Plan vs. Planning
By Brandon Schleter
When it comes to financial planning, it bears repeating that there is no one-size fits all approach. Each of our clients, whether just out of college or just retired, brings to us a unique set of challenges, goals and needs. That's why we take the time to sit down and get to know each and every client who walks through our doors on a personal, as well as a financial level.
That's also why we make sure to build an ongoing relationship with everyone we work with, long after we create that person or family's initial financial plan. Life isn't static. We know things will change, and those changes need to be reflected in clients' financial plans. We will never simply hand someone a plan and say goodbye - our approach always involves ongoing planning, follow-ups and adjustments as folks transition from one life stage to the next. This includes insurance planning over time, investing strategies as assets grow, lifestyle changes, and yes, the occasional splurge.

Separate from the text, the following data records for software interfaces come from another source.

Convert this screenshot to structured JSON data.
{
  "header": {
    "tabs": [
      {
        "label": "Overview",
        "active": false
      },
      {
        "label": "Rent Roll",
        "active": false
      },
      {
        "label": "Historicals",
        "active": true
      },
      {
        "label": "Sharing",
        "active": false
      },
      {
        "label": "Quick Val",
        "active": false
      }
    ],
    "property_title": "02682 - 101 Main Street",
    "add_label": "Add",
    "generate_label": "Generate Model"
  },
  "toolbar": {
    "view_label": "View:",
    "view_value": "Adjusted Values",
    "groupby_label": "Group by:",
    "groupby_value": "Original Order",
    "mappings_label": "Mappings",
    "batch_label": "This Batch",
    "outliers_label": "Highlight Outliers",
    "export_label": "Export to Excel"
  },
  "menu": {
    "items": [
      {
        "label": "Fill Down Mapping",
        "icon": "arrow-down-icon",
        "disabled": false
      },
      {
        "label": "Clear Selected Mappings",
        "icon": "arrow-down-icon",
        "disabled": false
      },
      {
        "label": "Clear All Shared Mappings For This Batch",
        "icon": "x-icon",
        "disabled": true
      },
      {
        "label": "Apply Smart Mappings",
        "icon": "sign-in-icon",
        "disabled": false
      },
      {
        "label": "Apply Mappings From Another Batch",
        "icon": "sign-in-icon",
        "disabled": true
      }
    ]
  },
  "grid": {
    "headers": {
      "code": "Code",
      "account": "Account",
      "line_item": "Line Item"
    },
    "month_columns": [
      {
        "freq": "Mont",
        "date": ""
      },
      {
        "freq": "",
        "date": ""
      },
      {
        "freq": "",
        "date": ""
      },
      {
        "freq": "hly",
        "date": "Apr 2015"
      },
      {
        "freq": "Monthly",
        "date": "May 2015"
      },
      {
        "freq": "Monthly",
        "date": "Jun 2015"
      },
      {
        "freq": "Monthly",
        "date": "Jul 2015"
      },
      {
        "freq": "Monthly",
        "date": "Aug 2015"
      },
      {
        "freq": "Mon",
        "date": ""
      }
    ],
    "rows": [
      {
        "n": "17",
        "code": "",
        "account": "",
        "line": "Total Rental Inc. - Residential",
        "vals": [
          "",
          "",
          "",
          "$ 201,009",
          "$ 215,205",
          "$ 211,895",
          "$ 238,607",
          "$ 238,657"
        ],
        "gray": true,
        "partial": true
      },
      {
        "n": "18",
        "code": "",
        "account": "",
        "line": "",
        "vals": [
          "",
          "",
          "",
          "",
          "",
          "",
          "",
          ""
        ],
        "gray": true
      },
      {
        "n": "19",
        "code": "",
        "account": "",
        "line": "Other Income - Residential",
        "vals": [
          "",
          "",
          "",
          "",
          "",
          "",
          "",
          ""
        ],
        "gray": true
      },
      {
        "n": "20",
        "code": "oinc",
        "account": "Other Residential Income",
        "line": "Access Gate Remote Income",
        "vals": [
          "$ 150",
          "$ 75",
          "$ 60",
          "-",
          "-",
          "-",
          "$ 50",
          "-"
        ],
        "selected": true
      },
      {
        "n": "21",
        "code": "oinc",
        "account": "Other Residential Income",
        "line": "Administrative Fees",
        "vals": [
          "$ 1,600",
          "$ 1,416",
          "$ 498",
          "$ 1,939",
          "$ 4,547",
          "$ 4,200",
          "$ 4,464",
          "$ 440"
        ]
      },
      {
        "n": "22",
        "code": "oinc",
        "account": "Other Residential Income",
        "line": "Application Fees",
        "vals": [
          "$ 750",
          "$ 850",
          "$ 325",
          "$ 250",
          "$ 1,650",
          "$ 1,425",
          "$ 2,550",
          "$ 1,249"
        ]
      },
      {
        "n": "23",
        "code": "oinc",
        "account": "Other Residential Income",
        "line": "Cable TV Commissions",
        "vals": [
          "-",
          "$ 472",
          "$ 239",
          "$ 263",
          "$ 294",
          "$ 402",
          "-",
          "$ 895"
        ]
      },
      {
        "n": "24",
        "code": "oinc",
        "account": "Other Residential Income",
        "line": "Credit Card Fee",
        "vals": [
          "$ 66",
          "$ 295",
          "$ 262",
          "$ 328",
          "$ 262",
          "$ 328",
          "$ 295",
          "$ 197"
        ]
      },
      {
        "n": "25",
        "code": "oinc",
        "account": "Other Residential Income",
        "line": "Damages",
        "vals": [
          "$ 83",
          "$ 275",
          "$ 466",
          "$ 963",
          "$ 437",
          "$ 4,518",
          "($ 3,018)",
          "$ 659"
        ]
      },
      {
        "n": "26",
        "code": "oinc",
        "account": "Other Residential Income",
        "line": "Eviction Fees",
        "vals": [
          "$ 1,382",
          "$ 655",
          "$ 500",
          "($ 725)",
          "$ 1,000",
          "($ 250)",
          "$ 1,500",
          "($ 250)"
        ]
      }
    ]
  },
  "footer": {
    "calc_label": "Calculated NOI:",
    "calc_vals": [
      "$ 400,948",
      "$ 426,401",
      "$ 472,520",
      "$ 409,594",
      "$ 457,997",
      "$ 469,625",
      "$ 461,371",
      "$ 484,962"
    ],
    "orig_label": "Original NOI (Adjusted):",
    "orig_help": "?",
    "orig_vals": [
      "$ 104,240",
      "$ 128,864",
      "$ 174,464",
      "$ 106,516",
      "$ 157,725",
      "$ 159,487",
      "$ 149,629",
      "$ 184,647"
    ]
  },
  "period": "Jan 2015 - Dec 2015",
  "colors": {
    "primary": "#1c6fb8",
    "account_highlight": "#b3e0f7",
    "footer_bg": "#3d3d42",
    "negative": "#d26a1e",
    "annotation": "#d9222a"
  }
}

We find that it's always a good idea to have a third party to keep people on track, whether that's a personal trainer, a nutritionist or a financial planner. We don't just help clients get back on track after a splurge. We can help adjust for life events such as marriage and children, inflation and changing goals and dreams.
A big part of this approach is helping identify and focus on the things they can control, rather than worrying about those things they can't. The financial markets will go up and down, and we see many clients acting out of fear, or trying to "time" the markets. We try to shift their energy into things such as increasing the amount they're saving, buying the right home and sticking to a workable budget. No one can control the financial markets, but there are plenty financial to-dos that clients can do something about.
Research has shown that, as investors retire, there are five basic strategies people tend to fall into. Our team can also help folks in all categories control the things they can (and stress less about the things they can't!) as they create a withdrawal strategy. This could result in extra gains over the course of a person's retirement. Even after retirement, it's our philosophy that active, ongoing planning remains vitally important.